The glam rock era may be over, but British rock band, The Darkness are here to show us the way back to good old days of crunchy riffs, melodic choruses and an all-round great time.

Best known for classics ‘I Believe in a Thing Called Love’, ‘Love is Only a Feeling’ and ‘Growing On Me’, the band release new album Easter is Cancelled on October 4 and have announced a massive tour playing Adelaide on March 15, 2020.

The Darkness, who busted out onto the scene in 2000, are famous for their theatrical performances and bringing the theme of excess into their personas on stage, which has added to the success of their band.

Some may see it as ‘taking their life to the extremes’, but bassist Frankie Poullian is proud to say he lives his life without something to hide behind.
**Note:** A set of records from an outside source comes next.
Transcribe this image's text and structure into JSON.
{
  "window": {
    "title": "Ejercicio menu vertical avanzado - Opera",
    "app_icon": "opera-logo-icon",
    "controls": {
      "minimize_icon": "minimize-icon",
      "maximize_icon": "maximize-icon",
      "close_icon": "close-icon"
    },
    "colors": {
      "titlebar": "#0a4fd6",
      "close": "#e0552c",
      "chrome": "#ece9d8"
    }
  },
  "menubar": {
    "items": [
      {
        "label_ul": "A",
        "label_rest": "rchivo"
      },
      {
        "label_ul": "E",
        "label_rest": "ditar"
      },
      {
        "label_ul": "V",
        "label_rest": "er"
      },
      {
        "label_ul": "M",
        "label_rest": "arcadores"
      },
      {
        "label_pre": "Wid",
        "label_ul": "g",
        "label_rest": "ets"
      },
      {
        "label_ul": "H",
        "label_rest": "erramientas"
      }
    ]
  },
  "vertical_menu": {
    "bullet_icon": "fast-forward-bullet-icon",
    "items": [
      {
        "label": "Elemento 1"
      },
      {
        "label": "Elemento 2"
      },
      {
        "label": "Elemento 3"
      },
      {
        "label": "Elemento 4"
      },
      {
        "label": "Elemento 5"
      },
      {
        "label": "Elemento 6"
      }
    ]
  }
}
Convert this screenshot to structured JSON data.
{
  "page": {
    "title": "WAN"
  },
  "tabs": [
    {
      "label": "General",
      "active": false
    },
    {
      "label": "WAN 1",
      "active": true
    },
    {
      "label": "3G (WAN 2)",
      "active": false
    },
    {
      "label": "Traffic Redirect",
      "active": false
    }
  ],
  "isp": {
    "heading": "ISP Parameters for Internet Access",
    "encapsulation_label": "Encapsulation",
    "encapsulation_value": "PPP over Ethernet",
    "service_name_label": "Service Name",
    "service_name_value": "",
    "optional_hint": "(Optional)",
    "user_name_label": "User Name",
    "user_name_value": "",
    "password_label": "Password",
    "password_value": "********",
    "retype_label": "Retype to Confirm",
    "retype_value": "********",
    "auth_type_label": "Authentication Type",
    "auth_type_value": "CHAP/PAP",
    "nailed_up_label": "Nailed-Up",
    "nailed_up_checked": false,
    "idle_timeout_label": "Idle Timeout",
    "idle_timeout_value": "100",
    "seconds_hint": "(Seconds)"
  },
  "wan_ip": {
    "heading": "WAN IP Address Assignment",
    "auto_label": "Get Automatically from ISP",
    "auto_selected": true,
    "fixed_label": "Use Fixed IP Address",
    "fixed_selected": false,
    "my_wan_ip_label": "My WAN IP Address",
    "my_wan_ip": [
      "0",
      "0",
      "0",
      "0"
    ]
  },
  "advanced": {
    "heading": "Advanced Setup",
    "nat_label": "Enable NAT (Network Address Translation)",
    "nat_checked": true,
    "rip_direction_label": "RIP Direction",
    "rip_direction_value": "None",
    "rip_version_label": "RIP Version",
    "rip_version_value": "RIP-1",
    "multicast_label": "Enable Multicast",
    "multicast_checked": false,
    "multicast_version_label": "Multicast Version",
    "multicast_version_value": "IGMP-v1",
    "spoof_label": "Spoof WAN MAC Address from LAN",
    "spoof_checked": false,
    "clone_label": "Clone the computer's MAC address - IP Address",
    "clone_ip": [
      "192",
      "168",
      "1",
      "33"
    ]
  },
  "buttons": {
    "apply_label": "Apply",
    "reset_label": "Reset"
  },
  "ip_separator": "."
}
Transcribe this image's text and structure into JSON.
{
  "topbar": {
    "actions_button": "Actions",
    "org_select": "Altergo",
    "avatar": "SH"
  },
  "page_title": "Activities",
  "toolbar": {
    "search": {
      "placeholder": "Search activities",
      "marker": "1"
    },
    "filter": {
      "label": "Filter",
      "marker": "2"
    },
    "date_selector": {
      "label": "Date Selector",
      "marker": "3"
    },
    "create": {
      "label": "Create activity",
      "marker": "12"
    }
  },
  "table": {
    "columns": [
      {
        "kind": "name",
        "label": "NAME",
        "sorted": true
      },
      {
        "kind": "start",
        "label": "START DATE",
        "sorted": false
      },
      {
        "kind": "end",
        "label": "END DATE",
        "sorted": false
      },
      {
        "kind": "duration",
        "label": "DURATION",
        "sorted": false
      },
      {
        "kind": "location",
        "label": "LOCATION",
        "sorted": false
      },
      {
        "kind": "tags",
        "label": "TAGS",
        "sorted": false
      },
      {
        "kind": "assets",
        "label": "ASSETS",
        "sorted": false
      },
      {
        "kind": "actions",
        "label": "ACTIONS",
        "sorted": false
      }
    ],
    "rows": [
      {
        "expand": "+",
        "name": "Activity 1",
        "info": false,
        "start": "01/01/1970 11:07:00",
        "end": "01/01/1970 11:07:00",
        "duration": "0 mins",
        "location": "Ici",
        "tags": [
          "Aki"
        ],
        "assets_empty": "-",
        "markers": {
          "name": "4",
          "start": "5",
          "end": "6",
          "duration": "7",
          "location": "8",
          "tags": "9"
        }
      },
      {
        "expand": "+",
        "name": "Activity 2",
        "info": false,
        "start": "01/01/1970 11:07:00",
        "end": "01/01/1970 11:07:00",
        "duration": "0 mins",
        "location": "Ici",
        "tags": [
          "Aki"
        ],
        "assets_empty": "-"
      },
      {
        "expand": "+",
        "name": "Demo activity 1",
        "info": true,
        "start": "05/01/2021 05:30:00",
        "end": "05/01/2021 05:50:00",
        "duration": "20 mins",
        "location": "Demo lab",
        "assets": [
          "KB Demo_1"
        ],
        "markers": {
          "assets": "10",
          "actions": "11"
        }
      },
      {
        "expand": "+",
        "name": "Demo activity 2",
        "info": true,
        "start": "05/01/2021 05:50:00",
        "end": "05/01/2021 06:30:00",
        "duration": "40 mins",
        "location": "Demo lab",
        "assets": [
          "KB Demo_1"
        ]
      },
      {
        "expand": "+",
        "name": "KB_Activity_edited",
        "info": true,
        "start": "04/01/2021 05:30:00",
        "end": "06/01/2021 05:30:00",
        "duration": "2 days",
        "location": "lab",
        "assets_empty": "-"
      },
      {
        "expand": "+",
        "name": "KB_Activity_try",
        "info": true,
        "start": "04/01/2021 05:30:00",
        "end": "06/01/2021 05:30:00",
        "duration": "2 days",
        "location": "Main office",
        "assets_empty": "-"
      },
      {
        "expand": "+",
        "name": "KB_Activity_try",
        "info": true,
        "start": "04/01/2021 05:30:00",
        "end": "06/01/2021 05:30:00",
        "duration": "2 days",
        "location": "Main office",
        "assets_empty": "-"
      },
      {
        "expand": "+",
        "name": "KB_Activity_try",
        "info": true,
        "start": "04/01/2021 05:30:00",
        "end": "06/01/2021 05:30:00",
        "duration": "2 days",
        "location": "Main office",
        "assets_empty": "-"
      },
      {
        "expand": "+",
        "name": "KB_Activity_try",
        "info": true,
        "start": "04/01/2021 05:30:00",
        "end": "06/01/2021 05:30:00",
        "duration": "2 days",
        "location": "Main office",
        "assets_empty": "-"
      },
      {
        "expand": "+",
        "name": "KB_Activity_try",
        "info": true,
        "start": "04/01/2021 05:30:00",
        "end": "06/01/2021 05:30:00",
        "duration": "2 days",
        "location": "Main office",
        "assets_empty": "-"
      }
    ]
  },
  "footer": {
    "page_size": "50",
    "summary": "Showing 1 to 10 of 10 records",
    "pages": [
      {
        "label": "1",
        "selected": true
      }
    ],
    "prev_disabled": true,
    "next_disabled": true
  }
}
“I think if you were talking about living life to extremes it’s about having emotional courage, having an open heart, and exposing yourself to lots of different kinds of people, taking risks in the kind of people that you meet and the romances you have and the adventures you have. I think that’s a sign of extremes,” he says.

These forms of living life to extremes have helped them learn more about themselves as a band and develop music that has reflected well on their influences, which stem from typical ’80s chart toppers to artists like The Carpenters.

Frankie defines these moments as a, “transcendental state of mind,” essential moments of pinnacle influences to the music he creates today.

“I remember seeing ‘Ashes to Ashes’ on Top of the Pops, when I was a teenager, and the video for that and the song, it just completely blew my mind. And then also listening to Kate Bush, when I heard her do ‘The Man with a Child in His Eyes’ and ‘Wuthering Heights’ just sitting thinking, My goodness, what planet is this creature from. She’s completely in her own world, and made me think I’d love to create something, create a different world with different rules than the rules we have in conventional society,” he says.

Frankie’s influences have come full circle in his ‘journey of discovery’, with his idols beginning with alternative bands like Joy Division, The Smiths, Echo & the Bunnymen, The Cute and The Cocteau – all staples to creating the rock foundations that many bands use as influences today as they are all known for their great, classic rock song writing.

Discovering bands like the Bee Gees and then diving deeper into artists including Robert Wyatt, Miles Davis and Marvin Gaye all contributed to Frankie’s love of music and helped him become the musician he is today.

Easter Is Cancelled throws the band even further into success as the new album is focused around questioning your purpose.

Rock bands have faced backlash and copycat accusations over the years but The Darkness intend to set the record straight with this album.

“[Rock and roll has] become such a mainstream idea now. Rock and Roll has become prostituted by fashion, it’s become cheapened by all the bands that are just virtually following the uniform of just like wearing like a crucifix around your neck, having tattoos, it’s just a tired old cliché. It really needs some new life breathed into it. On stage your older guys like us, it’s a little challenge to come up with new ideas and to take risks. That’s the question we asked ourselves on this album,” Frankie says.

Most of the time, touring is hard on bands but Frankie sees it as an opportunity for growth amongst the fans and his band mates. The idea of giving the fans something  to cling onto through live shows and giving people a fun time keeps the band driving on throughout their tours.

“It can be very special connecting with your band members. In a real, proper band it’s like a family. Those moments can be really special, but to remember those moments there’s a lot of travel and isolation, you’re cooped up; long flights, long journeys, lots of time to kill, so it can be really draining. Buts that’s the sacrifice, that’s the thing, we’re here to in service to the people. Some people say art is a gift to the gods,” he says.

The Darkness are excited to return to Australia to share their new album and Frankie says, although we are far away from the rest of the world, we are delightfully reckless.

“Some people in Australia are delicate souls, and you can be quite lost in that Australian culture. It can be a tough place to be, because you got that sense of isolation and separation from the rest of the world. They give less of a shit. They’re more in touch with themselves. You know, they go for it, they’re less precious,” he says.

Easter Is Cancelled is out now and available to listen here. The Darkness will be touring Australia in March 2020, with tour dates and tickets available here. Go ahead and find out more about The Darkness here!



By Grace Kungel and Jessie Salamon